Baker Beach was beautiful at every time of day, but evenings were Peggy’s favorite. It had been this precise time of day, and very nearly this precise time of year, when she had first stumbled on the sheltered little cove, in the midst of a lonesome walk through the Presidio her first month in San Francisco. Whenever she came here she was reminded of that feeling - of walking down the steep path to the beach and seeing the Golden Gate bridge on one side, the rows of white houses on the other, and in front of her the Pacific Ocean, stretching out forever, uninterrupted except for the dark smudge of the Farallon Islands that could only be seen on the clearest days. Yes , she had thought that evening, feeling the setting sun on her face. Yes, I could make a home here . Something in her had settled, had curled up like a cat and nestled into San Francisco’s rocky coastline, and known that she had found her place. Peggy was herself here, even on days when she didn’t know what that meant. She didn’t have to be the sweet, accommodating Little Peggy Hayden of Quapaw, or the perfect, put-together Peggy Hayden of Chicago. She could just be Peg.
“Tell me what you see?”
Peggy looked up from her reverie to see Ella watching her with a strange, intent look on her face. It was the look she wore in art museums, or when following a new recipe. A trying-to-understand look. Peggy laughed, a little self-consciously.
“Why do you want to hear what I see? You’re the one with all the good stories.”

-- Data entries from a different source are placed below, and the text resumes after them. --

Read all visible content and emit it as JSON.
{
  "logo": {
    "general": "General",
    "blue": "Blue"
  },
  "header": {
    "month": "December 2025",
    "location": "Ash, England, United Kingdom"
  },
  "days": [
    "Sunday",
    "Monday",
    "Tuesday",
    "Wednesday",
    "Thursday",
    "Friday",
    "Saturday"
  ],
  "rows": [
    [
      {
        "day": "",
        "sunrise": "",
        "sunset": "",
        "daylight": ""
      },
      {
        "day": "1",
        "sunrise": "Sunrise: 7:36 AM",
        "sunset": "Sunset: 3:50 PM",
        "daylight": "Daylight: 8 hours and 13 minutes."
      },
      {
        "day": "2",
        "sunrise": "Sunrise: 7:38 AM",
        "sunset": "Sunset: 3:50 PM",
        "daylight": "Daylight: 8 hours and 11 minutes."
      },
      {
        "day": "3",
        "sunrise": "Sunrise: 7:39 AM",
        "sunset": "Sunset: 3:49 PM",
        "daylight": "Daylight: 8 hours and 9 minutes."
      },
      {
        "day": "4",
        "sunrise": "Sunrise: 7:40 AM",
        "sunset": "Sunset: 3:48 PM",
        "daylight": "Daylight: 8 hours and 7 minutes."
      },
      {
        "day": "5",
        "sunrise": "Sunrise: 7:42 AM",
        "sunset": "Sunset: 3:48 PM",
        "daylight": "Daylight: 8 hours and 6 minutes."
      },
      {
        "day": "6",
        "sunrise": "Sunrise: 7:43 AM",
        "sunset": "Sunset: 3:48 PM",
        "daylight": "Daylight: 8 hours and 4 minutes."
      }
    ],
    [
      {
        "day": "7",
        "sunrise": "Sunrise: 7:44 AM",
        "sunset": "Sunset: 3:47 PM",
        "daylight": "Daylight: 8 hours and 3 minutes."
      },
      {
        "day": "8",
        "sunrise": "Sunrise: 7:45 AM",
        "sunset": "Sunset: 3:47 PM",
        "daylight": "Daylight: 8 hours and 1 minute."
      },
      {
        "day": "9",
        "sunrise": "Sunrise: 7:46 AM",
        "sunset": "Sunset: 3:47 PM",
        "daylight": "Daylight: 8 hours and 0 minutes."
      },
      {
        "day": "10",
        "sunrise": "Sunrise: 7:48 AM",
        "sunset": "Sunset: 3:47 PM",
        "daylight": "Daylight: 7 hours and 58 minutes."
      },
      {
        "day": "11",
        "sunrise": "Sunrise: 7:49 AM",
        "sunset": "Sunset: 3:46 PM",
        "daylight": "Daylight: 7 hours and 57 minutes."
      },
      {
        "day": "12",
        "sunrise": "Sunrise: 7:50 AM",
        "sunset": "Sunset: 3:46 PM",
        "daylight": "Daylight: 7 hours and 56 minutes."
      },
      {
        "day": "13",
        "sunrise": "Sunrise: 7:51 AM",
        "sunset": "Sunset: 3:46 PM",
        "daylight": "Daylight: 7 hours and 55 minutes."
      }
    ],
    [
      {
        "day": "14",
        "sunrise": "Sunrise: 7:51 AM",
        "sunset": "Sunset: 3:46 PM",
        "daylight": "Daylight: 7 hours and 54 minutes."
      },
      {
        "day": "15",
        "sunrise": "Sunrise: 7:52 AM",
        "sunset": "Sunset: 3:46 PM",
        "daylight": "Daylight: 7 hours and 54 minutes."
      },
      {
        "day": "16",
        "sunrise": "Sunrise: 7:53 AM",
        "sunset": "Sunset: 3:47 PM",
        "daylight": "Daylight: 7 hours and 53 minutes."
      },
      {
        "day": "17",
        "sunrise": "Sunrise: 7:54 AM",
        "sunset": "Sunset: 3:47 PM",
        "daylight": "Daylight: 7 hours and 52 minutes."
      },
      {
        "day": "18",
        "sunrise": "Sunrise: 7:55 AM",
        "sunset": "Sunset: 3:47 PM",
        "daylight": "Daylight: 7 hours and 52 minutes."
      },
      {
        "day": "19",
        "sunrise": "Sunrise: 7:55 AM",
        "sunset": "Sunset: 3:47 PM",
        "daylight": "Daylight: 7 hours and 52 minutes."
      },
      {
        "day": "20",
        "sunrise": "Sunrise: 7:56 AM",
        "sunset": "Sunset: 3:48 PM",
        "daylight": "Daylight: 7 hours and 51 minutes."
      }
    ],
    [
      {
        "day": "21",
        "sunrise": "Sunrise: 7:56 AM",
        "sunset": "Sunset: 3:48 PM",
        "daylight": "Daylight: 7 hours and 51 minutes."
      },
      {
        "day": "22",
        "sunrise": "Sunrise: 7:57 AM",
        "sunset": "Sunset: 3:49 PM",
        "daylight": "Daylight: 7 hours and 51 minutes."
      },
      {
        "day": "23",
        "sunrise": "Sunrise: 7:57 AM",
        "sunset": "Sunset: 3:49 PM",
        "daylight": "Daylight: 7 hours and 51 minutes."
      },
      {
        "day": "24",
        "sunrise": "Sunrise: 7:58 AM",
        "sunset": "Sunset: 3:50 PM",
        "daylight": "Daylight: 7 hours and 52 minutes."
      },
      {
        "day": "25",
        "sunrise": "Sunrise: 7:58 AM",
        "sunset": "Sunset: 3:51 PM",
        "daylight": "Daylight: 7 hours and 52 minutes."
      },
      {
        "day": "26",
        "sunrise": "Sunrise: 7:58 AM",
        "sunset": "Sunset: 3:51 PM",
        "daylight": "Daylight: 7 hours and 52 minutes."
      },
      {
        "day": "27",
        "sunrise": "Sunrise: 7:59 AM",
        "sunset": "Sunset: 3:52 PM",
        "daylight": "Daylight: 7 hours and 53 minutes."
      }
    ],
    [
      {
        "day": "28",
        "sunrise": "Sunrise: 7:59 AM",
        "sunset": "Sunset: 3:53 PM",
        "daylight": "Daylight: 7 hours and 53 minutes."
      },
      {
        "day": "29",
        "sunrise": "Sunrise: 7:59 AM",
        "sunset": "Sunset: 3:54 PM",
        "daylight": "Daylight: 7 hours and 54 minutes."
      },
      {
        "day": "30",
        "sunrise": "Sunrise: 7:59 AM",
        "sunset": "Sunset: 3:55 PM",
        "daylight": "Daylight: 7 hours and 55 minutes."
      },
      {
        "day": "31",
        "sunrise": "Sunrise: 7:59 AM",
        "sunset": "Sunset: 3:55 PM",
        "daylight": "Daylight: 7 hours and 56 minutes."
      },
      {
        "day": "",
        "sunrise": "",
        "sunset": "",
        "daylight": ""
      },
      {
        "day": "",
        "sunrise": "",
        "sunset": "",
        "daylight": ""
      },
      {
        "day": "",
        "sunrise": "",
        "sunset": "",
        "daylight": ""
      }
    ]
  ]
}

“I don’t want a story , I want to know what you see when you sit here and look at the ocean. Just the truth.”
The truth? As though it were that simple. In that moment Ella might as well have asked her to lasso the moon. But anything less than the truth wouldn’t do this place justice.
“I see… waves. I love the way the sunlight shines on them on this kind of day. Sunny days are special. Sometimes… see? When the wave turns over and for a moment you see the underside. It’s so dark and the light catches it for that split second. And…. I love those little birds, do you see them? Plovers. Their tiny little bodies against the big waves. I like to sit here and watch them when the tide is going out. And the sun sets while the fog is coming in and it makes everything so warm and gold like it is now, I suppose that’s what I see.”
She stopped abruptly, feeling chilled. Ella was watching the waves, looking distant and strangely tender. She reached out and squeezed Peggy’s hand. “I see it now,” she said. “Thank you.”
Peggy leaned her head on her shoulder tentatively and clasped Ella’s hand back. Together they watched the sun light the water gold, and the brave little plovers run back and forth, digging their long beaks into the sand. They never faltered, and never got caught, always waiting until the perfect moment to run back to the safety of shore, away from the waves that would sweep them out to sea.